During the May 9, 2023 gathering, council members appointed representatives to the newly established Cannabis Exploratory Committee. This committee’s formation reveals a potential for changes in local policy on the horizon. Notably, public concern was expressed about a cannabis dispensary’s potential impact on the town’s youth, highlighting potential areas of exploration for the committee. The council will be relying on Councilman Richard Schnall, Councilwoman Nicole Marsh, Corrado Belgiovine from the Planning Board, Mark Berninger, a Zoning and Code Official, and Borough Planner Elizabeth Leheny to navigate these uncharted waters.
The council unanimously passed Ordinance No. 23-06, updating the salary structure for certain borough employees and officials. This ordinance brings longevity into the equation, proposing that the longer an employee serves the borough, the more they receive in terms of their base salary percentage. It sets the annual maximum base compensation for the Mayor within a range of $4,550 to $10,000 and Councilmembers within a range of $2,900 to $7,500. However, the 2023 salaries for applicable employees will not reflect these longevity adjustments.
On the financial front, Resolution No. 23-123, introducing the 2023 budget, was unanimously approved. The budget mandates its publication in the Bergen Record by May 15, 2023, and a hearing on the budget to be held at the Tice Senior Center on June 12, 2023. This financial roadmap will direct the future allocation of the borough’s resources and public services. The council ratified payroll disbursements since the last meeting amounting to $199,004.09 and approved current claims against the borough totaling $2,638,076.33 across various funds.
Further decisions by the council included authorizing the disposal of surplus recycling equipment, approving payments to qualified 2022 members of the Woodcliff Lake Fire Department, and inducting a new Junior Member to the Woodcliff Lake Volunteer Fire Department. These actions continue to shape the working landscape for local service departments, contributing to the borough’s administrative evolution.
The absence of significant disagreement during this meeting may reflect a sense of unity among council members regarding these key decisions.

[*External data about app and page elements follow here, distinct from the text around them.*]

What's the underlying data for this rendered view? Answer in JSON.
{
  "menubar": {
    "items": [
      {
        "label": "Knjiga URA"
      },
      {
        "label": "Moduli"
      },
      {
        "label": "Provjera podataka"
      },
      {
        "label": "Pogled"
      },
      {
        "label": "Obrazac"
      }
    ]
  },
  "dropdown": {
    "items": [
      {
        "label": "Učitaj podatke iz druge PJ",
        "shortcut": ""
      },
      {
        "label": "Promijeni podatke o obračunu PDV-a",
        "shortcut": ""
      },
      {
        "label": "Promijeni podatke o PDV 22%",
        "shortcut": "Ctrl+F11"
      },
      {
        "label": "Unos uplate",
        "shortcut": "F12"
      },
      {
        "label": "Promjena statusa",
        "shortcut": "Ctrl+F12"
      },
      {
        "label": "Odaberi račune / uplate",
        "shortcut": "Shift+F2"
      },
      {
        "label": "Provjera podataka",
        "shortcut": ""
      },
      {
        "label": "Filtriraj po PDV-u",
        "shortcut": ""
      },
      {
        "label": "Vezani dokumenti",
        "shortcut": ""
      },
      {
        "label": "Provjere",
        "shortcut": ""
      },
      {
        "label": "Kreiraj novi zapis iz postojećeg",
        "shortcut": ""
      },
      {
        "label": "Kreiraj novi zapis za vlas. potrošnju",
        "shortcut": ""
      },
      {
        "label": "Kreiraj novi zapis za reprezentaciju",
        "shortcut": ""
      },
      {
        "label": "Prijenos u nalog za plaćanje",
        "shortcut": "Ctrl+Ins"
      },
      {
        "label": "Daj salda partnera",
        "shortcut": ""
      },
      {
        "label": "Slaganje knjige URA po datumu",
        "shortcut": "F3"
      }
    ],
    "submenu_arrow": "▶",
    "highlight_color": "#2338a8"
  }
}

However, potential points of contention were raised during public comments about retaining the town’s charm and businesses in light of a potential exodus to Montvale. These concerns may serve as seeds for debate in future council meetings.